YOUR ASSIGNMENT
Please copy every line of the data in which the string "свадьбы" appears.

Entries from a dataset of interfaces

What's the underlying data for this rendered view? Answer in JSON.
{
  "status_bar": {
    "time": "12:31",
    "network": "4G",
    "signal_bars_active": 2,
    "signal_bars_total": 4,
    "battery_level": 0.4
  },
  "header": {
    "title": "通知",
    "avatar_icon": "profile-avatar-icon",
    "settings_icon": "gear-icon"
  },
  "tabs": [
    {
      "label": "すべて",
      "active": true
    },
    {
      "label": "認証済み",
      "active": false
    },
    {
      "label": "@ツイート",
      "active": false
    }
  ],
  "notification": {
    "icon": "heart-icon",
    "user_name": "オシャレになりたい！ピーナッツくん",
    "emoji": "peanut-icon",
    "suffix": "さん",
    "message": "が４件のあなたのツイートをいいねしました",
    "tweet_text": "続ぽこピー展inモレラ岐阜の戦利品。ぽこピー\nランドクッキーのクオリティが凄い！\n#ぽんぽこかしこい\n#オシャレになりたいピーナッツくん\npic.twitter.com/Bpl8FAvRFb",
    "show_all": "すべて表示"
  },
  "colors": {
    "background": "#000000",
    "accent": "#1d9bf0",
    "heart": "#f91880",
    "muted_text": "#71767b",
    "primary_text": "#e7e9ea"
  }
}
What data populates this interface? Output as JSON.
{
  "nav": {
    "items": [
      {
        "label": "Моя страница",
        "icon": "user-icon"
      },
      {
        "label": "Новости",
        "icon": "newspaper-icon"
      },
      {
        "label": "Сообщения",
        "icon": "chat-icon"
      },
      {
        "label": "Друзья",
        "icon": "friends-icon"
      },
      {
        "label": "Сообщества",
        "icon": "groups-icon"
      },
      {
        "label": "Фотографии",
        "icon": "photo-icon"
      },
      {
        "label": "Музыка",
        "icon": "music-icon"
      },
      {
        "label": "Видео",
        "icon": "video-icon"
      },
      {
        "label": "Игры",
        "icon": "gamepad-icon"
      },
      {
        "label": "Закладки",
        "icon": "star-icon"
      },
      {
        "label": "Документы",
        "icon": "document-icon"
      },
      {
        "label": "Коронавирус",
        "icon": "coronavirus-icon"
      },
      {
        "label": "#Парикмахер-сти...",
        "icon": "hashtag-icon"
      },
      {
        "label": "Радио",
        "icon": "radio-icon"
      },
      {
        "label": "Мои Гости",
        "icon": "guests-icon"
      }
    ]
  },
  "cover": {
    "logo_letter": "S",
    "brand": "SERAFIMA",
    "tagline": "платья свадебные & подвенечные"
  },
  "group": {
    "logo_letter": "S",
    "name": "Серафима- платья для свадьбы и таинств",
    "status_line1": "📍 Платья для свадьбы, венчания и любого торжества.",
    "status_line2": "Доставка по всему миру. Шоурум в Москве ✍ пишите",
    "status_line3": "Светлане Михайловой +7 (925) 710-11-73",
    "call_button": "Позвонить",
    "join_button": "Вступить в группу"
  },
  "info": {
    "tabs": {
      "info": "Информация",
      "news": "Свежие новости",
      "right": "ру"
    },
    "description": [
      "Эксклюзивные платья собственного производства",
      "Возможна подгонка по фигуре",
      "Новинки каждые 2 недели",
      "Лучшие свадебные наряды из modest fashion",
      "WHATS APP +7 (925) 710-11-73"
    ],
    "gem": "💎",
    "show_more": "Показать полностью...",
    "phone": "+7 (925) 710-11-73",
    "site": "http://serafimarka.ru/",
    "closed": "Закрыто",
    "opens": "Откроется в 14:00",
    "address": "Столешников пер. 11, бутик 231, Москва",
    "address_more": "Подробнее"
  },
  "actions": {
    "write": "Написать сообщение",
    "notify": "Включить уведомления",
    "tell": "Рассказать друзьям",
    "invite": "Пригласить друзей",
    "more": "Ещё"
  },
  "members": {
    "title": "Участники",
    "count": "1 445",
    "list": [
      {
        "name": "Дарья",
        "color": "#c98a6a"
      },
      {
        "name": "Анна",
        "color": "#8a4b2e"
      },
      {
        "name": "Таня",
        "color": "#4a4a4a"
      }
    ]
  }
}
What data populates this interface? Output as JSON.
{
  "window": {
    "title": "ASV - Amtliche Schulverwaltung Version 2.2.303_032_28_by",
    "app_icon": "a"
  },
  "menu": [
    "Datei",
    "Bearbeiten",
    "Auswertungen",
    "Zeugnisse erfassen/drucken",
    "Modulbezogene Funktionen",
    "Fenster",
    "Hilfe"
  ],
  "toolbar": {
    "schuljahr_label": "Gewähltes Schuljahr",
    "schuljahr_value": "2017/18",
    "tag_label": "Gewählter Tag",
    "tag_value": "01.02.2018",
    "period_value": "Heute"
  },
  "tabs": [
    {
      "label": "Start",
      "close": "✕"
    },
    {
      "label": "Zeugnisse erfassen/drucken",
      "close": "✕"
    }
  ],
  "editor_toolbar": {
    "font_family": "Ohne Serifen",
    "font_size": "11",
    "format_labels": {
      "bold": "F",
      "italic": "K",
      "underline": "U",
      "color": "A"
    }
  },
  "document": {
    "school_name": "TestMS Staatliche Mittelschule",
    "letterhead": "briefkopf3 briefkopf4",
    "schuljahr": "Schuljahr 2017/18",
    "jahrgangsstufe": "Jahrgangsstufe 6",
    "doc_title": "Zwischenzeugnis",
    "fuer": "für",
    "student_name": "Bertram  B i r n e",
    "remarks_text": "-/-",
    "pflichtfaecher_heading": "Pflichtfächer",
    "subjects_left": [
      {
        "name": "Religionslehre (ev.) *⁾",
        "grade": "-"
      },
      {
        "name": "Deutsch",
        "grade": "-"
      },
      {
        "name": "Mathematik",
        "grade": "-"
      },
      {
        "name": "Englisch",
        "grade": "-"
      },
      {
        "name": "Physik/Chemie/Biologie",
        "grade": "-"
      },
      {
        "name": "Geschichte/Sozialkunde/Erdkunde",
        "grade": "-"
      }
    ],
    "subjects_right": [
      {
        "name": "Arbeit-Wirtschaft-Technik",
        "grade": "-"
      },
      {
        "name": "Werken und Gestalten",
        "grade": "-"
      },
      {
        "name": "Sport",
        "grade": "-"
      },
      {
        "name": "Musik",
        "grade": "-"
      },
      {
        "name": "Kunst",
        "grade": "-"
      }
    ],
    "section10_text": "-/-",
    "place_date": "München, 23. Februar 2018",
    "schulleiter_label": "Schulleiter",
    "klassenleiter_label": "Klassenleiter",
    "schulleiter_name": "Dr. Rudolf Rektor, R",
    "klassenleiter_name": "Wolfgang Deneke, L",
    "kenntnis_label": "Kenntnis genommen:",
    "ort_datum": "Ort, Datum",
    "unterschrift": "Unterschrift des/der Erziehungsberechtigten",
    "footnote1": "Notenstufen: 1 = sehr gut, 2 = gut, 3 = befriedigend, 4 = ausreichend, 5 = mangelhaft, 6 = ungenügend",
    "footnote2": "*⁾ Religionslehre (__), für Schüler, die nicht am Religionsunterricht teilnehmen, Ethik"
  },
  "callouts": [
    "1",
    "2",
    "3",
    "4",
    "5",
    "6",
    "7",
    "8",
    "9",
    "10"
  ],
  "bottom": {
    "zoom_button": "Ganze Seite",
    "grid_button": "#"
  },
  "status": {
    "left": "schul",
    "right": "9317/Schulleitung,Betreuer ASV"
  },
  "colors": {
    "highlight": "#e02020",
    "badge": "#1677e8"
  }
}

RESULT BELOW
    "name": "Серафима- платья для свадьбы и таинств",
    "status_line1": "📍 Платья для свадьбы, венчания и любого торжества.",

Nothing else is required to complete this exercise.